This edition of eColloquia celebrates the power of collaboration, one of our six guiding pillars. The Lynch School is committed to creating deep and meaningful partnerships across our campus and beyond. These collaborations are integral to our mission of promoting social justice and preparing outstanding leaders for education and applied psychology. They vitally inform our faculty's teaching and research, and were central to the Lynch School Symposia this year.
Boston College has named Stanton Wortham, the Judy and Howard Berkowitz Professor and former associate dean for academic affairs at the University of Pennsylvania’s Graduate School of Education, the inaugural Charles F. Donovan, S.J., Dean of the Lynch School of Education.
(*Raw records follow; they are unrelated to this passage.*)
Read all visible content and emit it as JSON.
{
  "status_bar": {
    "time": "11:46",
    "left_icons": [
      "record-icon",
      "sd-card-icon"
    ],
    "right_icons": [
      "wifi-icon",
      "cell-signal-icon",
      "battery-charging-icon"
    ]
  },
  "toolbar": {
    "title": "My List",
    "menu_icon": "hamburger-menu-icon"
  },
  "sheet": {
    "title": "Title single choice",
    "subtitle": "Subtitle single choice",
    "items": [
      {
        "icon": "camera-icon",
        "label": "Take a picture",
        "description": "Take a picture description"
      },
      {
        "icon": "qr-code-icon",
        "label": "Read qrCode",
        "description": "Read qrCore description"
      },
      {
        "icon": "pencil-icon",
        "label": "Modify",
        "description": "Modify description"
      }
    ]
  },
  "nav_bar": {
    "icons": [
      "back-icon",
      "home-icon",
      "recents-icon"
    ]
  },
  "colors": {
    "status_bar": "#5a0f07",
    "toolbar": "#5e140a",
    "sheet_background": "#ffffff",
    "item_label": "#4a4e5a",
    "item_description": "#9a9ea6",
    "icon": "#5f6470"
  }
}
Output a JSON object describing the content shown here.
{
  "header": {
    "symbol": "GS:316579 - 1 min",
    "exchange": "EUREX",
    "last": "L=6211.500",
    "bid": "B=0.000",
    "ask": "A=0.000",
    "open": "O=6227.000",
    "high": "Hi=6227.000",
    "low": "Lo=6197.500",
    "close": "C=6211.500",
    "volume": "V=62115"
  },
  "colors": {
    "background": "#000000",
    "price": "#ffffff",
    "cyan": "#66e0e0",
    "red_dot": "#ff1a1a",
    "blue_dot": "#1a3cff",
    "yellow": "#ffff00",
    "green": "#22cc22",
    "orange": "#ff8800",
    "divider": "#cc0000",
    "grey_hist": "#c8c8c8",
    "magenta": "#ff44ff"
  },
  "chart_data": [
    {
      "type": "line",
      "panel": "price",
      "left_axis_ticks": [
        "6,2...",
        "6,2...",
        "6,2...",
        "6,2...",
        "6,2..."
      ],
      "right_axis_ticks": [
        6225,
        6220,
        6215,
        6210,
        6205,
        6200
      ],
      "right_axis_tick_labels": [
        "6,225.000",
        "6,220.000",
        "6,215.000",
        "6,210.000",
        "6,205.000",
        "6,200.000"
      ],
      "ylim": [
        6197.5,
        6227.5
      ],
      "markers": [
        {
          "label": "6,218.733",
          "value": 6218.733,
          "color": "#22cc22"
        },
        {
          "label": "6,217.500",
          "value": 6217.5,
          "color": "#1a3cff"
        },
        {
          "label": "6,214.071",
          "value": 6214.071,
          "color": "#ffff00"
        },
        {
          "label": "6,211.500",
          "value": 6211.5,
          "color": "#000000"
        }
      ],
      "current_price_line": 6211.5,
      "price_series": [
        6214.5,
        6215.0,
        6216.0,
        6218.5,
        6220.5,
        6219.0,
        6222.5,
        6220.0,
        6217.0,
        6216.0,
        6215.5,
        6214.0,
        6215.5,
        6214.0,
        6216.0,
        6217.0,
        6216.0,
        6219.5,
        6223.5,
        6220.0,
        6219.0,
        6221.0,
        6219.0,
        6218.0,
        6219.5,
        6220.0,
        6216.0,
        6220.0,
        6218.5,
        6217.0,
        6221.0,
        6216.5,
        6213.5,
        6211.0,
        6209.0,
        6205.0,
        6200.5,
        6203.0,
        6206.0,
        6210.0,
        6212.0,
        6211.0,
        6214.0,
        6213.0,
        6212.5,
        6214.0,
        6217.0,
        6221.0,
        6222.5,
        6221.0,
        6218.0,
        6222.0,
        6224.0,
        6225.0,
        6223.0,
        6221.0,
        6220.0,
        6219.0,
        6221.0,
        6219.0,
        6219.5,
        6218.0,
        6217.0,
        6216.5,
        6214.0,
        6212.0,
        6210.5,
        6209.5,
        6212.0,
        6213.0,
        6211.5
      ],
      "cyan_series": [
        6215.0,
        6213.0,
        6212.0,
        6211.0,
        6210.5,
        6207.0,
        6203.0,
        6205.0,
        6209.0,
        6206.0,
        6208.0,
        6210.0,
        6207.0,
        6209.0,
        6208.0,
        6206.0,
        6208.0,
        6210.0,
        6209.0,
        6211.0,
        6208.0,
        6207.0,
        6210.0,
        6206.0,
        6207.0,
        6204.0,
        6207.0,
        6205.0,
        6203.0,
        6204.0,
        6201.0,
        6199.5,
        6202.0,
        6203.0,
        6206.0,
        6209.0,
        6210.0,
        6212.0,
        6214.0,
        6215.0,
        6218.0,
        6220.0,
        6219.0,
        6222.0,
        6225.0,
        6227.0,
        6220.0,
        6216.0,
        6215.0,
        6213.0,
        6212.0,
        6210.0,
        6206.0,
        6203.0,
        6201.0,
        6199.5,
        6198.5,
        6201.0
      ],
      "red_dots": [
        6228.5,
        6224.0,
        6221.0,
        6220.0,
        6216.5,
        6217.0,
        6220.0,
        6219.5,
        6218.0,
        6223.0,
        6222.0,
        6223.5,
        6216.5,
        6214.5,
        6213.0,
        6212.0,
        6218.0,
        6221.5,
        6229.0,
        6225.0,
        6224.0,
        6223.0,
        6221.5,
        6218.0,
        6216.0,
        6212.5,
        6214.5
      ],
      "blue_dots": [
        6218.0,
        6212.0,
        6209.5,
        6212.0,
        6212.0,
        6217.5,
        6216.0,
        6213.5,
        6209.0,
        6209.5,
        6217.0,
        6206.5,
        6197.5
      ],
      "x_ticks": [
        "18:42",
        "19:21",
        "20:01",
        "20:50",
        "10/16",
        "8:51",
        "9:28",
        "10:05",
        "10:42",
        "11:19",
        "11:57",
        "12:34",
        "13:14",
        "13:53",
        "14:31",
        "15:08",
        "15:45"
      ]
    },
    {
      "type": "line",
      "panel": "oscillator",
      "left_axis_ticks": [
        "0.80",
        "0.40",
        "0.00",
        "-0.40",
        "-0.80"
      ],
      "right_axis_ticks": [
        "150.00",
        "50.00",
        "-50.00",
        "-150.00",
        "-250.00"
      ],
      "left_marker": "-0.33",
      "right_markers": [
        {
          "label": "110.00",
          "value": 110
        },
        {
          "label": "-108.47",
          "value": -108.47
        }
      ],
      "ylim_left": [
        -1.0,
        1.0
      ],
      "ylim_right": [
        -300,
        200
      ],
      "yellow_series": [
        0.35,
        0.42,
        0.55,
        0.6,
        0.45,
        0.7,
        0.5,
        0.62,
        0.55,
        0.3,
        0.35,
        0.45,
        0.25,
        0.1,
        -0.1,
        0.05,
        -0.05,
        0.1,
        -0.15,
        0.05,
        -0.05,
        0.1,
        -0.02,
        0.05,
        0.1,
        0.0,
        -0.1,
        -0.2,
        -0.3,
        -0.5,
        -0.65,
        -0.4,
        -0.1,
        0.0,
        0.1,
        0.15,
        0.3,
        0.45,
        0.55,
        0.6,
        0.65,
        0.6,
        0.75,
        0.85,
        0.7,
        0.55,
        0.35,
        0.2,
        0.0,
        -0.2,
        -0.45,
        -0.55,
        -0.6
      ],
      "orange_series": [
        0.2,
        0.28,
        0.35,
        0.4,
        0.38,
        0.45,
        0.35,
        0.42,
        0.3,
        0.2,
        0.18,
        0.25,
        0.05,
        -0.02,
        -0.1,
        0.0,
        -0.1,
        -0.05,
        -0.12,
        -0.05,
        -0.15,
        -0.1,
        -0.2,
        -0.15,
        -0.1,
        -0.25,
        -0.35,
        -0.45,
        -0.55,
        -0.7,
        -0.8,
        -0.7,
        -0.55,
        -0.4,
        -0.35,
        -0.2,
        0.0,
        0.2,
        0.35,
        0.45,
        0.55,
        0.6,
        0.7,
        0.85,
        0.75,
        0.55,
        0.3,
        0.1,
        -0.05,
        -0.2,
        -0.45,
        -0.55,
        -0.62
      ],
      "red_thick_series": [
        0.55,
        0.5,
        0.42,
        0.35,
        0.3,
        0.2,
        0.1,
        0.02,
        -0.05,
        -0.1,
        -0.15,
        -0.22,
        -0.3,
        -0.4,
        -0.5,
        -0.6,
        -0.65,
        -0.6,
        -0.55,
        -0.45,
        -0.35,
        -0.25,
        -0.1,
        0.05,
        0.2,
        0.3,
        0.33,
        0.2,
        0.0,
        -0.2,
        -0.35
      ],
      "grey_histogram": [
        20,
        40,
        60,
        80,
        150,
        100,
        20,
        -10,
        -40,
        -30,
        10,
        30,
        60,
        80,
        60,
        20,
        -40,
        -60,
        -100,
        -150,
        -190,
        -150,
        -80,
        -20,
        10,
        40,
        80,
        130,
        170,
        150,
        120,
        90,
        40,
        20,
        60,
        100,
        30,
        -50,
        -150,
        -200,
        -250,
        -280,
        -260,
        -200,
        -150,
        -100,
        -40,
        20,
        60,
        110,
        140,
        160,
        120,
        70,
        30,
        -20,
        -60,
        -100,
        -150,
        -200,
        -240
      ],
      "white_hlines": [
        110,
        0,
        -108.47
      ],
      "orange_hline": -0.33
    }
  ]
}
He will begin at Boston College in July.
Some 100 non-profit leaders, community organizers, educators, public officials, and Boston College faculty and staff gathered in the Heights Room on April 6 and 7 for the Lynch School’s ninth Nelson Chair Roundtable, “Examining Neighborhood-Based Change: Demonstrating Collective Impact in the Boston Promise Initiative.” Directed by Anderson J. Franklin, the David S. Nelson Professor of Psychology and Education, the Nelson Roundtable is a once-a-year think tank that brings together leaders from community programs to share ideas, resources, and common concerns. (Pictured: Sheena Collier, Boston Promise Initiative Director and Roundtable Director Anderson J. Franklin, Nelson Professional Chair)
Since 1999, the Collaborative Fellows Program (CFP) has been an engine of innovation in the Boston Public Schools and throughout Greater Boston. Through the CFP, Lynch School faculty and graduate students partner with local K–12 teachers, administrators, and counselors on efforts ranging from modernizing high school science curricula to fostering the literacy of bilingual preschoolers. Meanwhile, the program has generated research in and scholarship about local schools. (Pictured: Associate Professor Leigh Patel, who has collaborated with teachers and school leaders in the design of CFP projects)
Shortly after he arrived in Boston last April, Boston Public Schools Superintendent Tommy Chang embarked on a two-and-a-half-month “listen and learn” tour. “I shook hands with about 1,300 people, received about 2,000 different recommendations for what should happen in Boston Public Schools, and read about nine pretty thick studies that have been done about Boston Public Schools over the last six years,” Chang told a March 22 Lynch School Symposium.
In a video, Assistant Professor Rebecca Lowenhaupt and Associate Professor Katherine McNeill discuss how to prepare K–8 school principals to support teachers’ learning and teaching of Next Generation Science Standards practices.
A Lynch School of Education study, led by Hawthorne Professor Marilyn Cochran-Smith, finds that leading systems used to evaluate teacher preparation programs lack evidence-based policies in their core designs. Cochran-Smith was joined on the study by Lynch School of Education researchers Megina Baker, Stephani Burton, Molly Cummings Carney, Wen-Chia Chang, M. Beatriz Fernández, Elizabeth Stringer Keefe, Andrew Miller, Juan Gabriel Sánchez, and Rebecca Stern.
Public Radio International’s The World featured the work of Boston College’s Migration and Human Rights Project in helping residents of Zacualpa, Quiché, Guatemala, to locate family members who have migrated to the U.S. The project—a collaboration among local Zacualpans, Guatemala-based researchers and religious, and Boston College-based students, faculty, and legal staff—is based in the University’s Center for Human Rights and International Justice and led by the center's associate director, Lynch School Professor M. Brinton Lykes.
Patrick Downes ’05, who lost a leg in the 2013 Boston Marathon bombing, ran this year's marathon to raise funds for the BC Strong Scholarship, created in honor of Patrick and his wife Jess.
Nicole Kleinmann ’16 ran the 2016 Boston Marathon in support of the Campus School.
Two Lynch School alumnae were named Fulbright Scholars. Kimberly McDonagh ’15, M.A. ’16, accepted an English Teaching Assistantship in Greece, where she will volunteer with programs for persons with disabilities. Erin Comber ’16 was selected for an English Teaching Assistantship in Colombia but declined the grant to instead work with orphaned children in Honduras.
Thursday, October 20, 2016
Lynch School Symposium
Margaret Beale Spencer, Ph.D.
Marshall Field IV Professor of Urban Education and Life Course Human Development and Chair, Department of Comparative Human Development
University of Chicago
Corcoran Commons, Heights Room
Photograph courtesy: Robert Kozloff/The University of Chicago